Even if no one is hurt, fires pose a deadly dangerous risk; hence setting a fire is one of the most severe felonies. A person convicted of arson can face up to 20 years in state prison, and simply attempting to start a fire can result in ten years in prison.
To know how to beat an arson case, it is necessary first to comprehend what the state must prove. There are various sorts of arson – dwelling house, building, motor vehicle, and so on – but they all share the following characteristics that the DA must prove:
- A fire broke out.
- You started it, or you assisted, advised, employed, or recruited the person who did.
- You planned to create a fire.
- You did that on purpose. This suggests you had a wrongful intent or that you meant to set the fire and did so without legal justification.
Most of the time, the third and fourth elements rise and fall together, and whatever confirms one will also prove the other. Typically, arson defences fall into three categories:
- Lack of Intent
- Lack Of Evidence
- Diminished Capacity: you were mentally ill or drunk to the point where you couldn’t develop the intent or malice necessary by law to conduct arson.
Lack Of Intent
A prosecution must establish that you intended to set a fire that caused destruction if you face arson charges. Unfortunately, the burden of proof is extremely tough to meet in this case. However, there may be a way to demonstrate that you accidentally sparked a fire. If your lawyer can prove this, you may be able to get the charges dropped.
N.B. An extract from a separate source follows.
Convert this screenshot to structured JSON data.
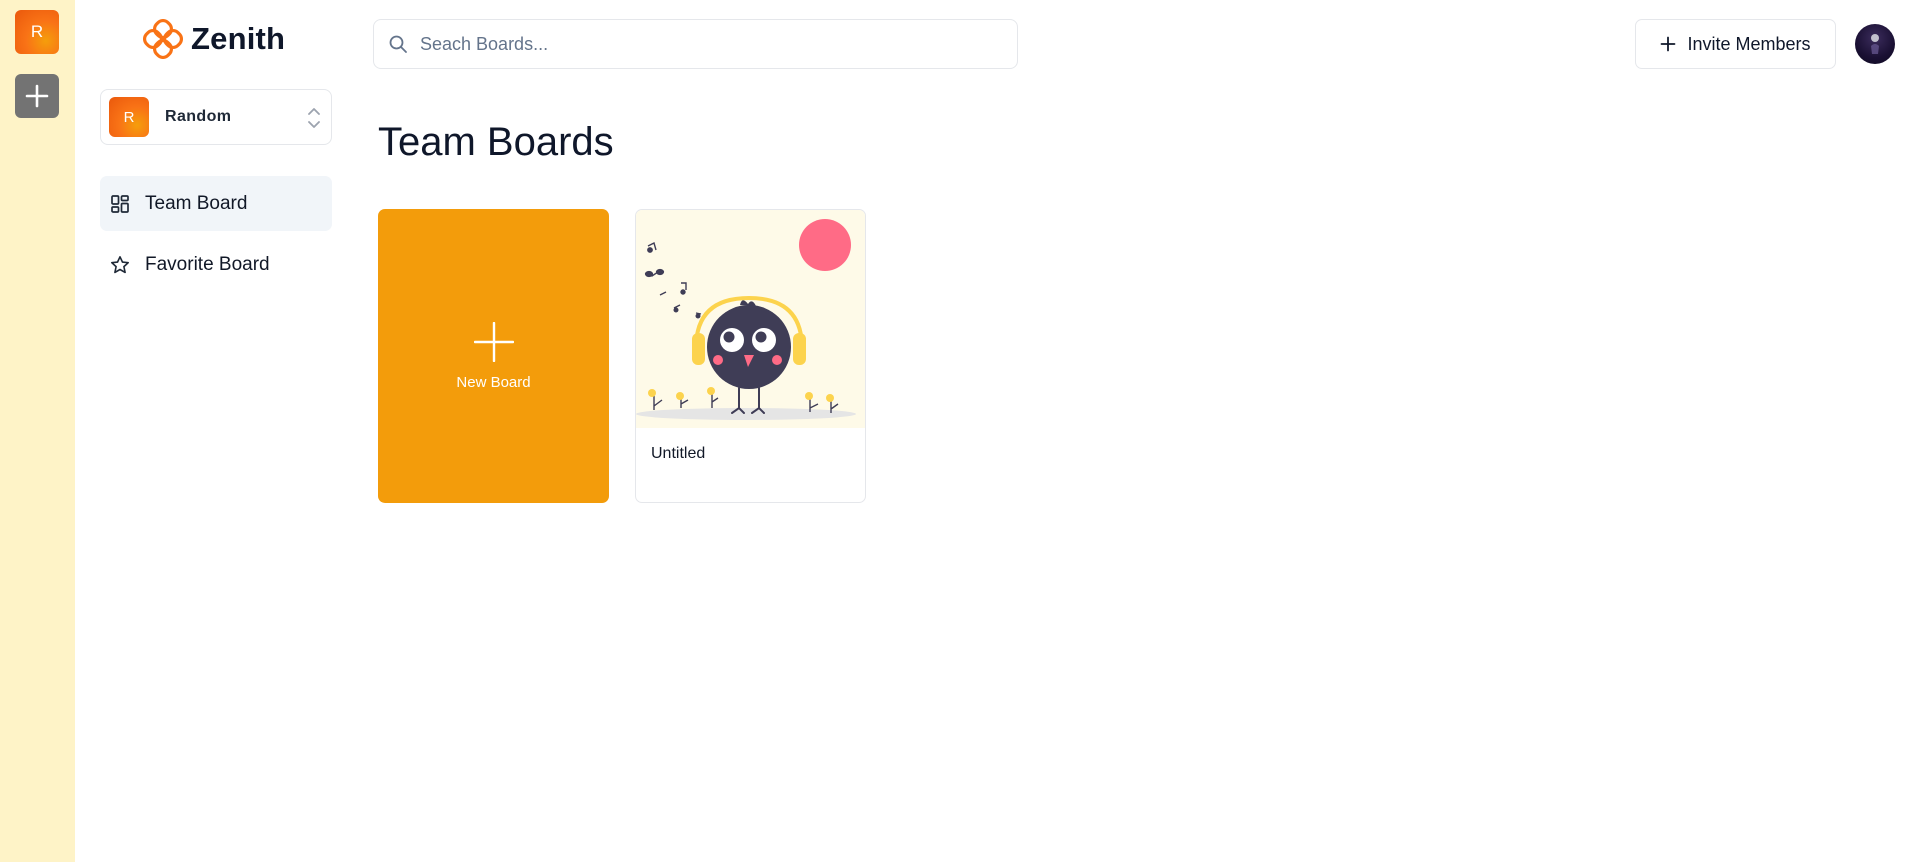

The prosecutor must prove intent, which is a challenging task. The prosecutor has no case unless the intent is proven. A judge may decide to dismiss the accusations entirely.
Lack Of Evidence
Once again, all court matters necessitate a high burden of proof. This can be especially tough during a fire. Even a tiny fire has the potential to destroy evidence. There may be no trace of your involvement after arson. The prosecutor focuses on hypotheses in court rather than providing irrefutable facts. Frequently, there is insufficient proof to support his case.
Another factor for the absence of evidence is a lack of witnesses. Although some people may have witnessed the fire, there are rarely witnesses to the fire’s inception. The prosecutor has no one to testify that you sparked the fire because no one was present at the site.
In an insanity defence, the defence presents proof that the defendant did commit the offence but was so mentally ill that they either did not comprehend what they were doing was wrong or were unable to control their behaviour. Winning an insanity defence is risky because you could end up civilly committed to a mental facility even if you avoid prison. However, in certain situations, civil commitment may be avoided.
Intoxication is another type of decreased capacity defence. Intoxication can be voluntary or involuntary. Involuntary intoxication occurs when you did not plan to become intoxicated–you were drugged, you drank something you did not know was alcoholic, or you had an unexpected reaction to a medication you took. Involuntary intoxication occurs when you are so heavily intoxicated that you are no longer in control of yourself. Beyond that, the state cannot prove that you purposely and maliciously caused a fire because you were so incapacitated that you couldn’t do anything on purpose.
A prosecution may utilise science to explain how a fire started. This usually entails expert testimony. Those experts, however, are not always correct. It may be possible to show that the science they give as evidence is incorrect. If your lawyer can find his own expert to refute the science, you may have a positive outcome.
At Franks & Rechenberg, P.C, we take our cases very seriously. To learn more about how we can represent you in your case, contact us today.